The trial was set to take place in Edinburgh on 19 May 1908, but was postponed until 2 June after the raiders wrote to the court saying that they could not afford their fares, which Lady Cathcart then agreed to pay herself. All the accused were found guilty of contempt of court and breaching the terms of the injunction requiring them to leave Vatersay, but not of the original crime of trespass, which under the Trespass Act of 1865 could only be prosecuted by the Crown, and were sentenced to two months imprisonment.
The case attracted much media attention and was debated in both houses of parliament, where the Tory opposition naturally took the side of the landowner. One peer suggested that the invaders had committed a “monstrous action”, and another that the government’s refusal to intervene had been “an attempt to compel a landowner to turn out of his holding a tenant in order to make way for a gang of pirates”.
But public opinion was very much on the side of the raiders, and under increasing pressure the government decided to initiate negotiations with Lady Cathcart on condition that she ordered the release of the men, which she did. The men were released two weeks early – Lady Cathcart once again paying their fares to return to their homes – and it was announced on 18 July 1908 that an agreement to legally establish crofts on Vatersay had been reached.
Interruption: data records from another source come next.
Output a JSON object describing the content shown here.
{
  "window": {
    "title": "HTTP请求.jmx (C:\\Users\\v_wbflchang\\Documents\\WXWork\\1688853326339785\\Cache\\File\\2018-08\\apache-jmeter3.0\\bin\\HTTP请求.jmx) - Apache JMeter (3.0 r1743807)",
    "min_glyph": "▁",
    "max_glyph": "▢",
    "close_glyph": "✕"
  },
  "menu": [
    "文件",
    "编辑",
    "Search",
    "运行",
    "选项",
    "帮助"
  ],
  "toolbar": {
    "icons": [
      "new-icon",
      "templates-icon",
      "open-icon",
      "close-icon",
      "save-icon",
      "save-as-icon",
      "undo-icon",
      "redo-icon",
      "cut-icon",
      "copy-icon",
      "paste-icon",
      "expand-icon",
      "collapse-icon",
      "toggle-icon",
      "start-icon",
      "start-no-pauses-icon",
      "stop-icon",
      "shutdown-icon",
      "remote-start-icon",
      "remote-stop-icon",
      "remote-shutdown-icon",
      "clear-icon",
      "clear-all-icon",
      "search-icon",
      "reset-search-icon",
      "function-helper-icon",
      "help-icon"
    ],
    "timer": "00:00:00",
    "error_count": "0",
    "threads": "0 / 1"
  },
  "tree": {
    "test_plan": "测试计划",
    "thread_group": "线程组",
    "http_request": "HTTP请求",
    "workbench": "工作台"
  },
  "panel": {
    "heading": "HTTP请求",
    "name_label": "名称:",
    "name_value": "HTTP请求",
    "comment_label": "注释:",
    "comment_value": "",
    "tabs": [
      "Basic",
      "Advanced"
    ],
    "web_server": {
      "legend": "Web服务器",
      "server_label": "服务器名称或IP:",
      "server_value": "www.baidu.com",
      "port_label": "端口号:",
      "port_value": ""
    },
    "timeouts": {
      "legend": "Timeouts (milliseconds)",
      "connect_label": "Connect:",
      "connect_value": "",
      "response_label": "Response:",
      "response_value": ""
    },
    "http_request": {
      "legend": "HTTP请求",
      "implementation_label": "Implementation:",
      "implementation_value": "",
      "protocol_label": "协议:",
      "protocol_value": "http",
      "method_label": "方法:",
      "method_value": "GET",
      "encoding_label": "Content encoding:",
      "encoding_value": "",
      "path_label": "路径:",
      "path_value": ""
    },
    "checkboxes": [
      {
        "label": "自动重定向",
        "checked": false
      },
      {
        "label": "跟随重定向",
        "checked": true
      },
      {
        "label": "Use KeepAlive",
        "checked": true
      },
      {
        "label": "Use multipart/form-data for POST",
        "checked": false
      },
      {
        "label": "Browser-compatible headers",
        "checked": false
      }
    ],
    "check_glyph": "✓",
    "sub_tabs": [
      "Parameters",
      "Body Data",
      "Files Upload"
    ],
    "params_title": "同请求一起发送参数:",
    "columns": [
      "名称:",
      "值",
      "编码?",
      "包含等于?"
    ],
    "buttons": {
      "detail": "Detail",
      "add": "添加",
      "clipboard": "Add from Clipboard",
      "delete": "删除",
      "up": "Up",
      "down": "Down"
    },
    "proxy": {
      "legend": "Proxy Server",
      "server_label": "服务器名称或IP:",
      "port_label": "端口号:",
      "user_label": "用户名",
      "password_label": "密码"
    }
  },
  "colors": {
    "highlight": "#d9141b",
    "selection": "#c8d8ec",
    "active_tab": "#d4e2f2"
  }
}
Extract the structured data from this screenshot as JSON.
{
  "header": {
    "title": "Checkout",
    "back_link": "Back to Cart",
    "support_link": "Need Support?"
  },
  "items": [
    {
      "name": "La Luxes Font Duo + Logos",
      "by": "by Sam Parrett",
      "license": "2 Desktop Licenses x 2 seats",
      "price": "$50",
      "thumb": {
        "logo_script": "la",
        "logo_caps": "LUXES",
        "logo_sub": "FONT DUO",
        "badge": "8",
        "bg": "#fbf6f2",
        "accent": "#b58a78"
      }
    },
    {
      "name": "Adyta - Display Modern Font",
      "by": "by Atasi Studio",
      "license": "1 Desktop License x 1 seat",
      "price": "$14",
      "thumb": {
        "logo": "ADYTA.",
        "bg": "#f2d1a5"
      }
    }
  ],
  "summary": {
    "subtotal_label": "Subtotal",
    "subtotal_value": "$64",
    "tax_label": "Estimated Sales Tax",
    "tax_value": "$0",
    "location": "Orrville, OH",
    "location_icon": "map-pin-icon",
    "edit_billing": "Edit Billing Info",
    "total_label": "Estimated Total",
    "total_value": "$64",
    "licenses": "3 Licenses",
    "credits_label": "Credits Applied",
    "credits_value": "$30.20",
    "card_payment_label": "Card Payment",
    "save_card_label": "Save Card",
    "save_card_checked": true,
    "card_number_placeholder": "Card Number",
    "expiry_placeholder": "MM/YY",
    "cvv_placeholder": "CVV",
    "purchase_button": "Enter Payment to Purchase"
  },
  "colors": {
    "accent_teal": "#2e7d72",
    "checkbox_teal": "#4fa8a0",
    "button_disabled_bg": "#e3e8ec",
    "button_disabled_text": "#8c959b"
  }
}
Purchase and division
By the time the raiders returned to Vatersay there were thirty-three households on the island. In April 1909 the Congested Districts BoardBoard set up to administer the money made available by the British government to improve congested areas of the Highlands and Islands of Scotland. announced that it was introducing an application process for those wanting crofts on Vatersay. The original settlers assumed that they would be allowed to stay, and that the process was for new settlers only, but that proved not to be the case, leading to much resentment.
Problems also arose over the amount of compensation to be paid to Lady Cathcart, to cover the difference between what she would have received from her tenant farmer and what she could hope to receive from the crofters, £330 vs. £180 respectively,[d]Equivalent to £142,000 vs. £77,200 as at 2021 using the average earnings measure of inflation. and her ladyship’s insistence that the government should guarantee the rent by making up for any non-payment by the crofters. To resolve the situation the government reluctantly agreed to purchase Vatersay for £6,500.
On 7 April 1909 the Congested Districts Board announced its intention to form 58 or 60 holdings on Vatersay, and invited applications from landless cottars. But the announcement made it clear that none of the existing squatters would be given preferential treatment in the allocation of holdings, which caused much resentment. Eight-two applications were received by the closing date of 1 May 1909, but many of the original raiders’ applications were unsuccessful, resulting in public uproar. The board was nevertheless unmoved, and on 4 September 1909 wrote to the twenty-four unsuccessful applicants asking them to abide by its decision and to confirm their willingness to leave Vatersay.
Legal action began to be taken against those unsuccessful applicants who refused to leave the island, of which there were about ten remaining by the beginning of 1910. But several of them were eventually allocated crofts which their intended tenants either had not cultivated or built a house on, and their eviction proceedings were dropped.
|a||A cottar is a peasant who occupies a cottage and rents a small plot of land.|
|b||Comhairle Nan Eilean Siar (Western Isles Council) indicates the total population of the island in 1901 was 13; Buxton quotes the March 1901 census as four households comprising 27 occupants.|
|c||It is sometimes reported that one of the raiders built a dwelling and had a fire lit in its hearth in a single day, entitling him to remain in possession under an ancient law, but as there is no contemporary account of that having happened, the story may be apocryphal.|
|d||Equivalent to £142,000 vs. £77,200 as at 2021 using the average earnings measure of inflation.|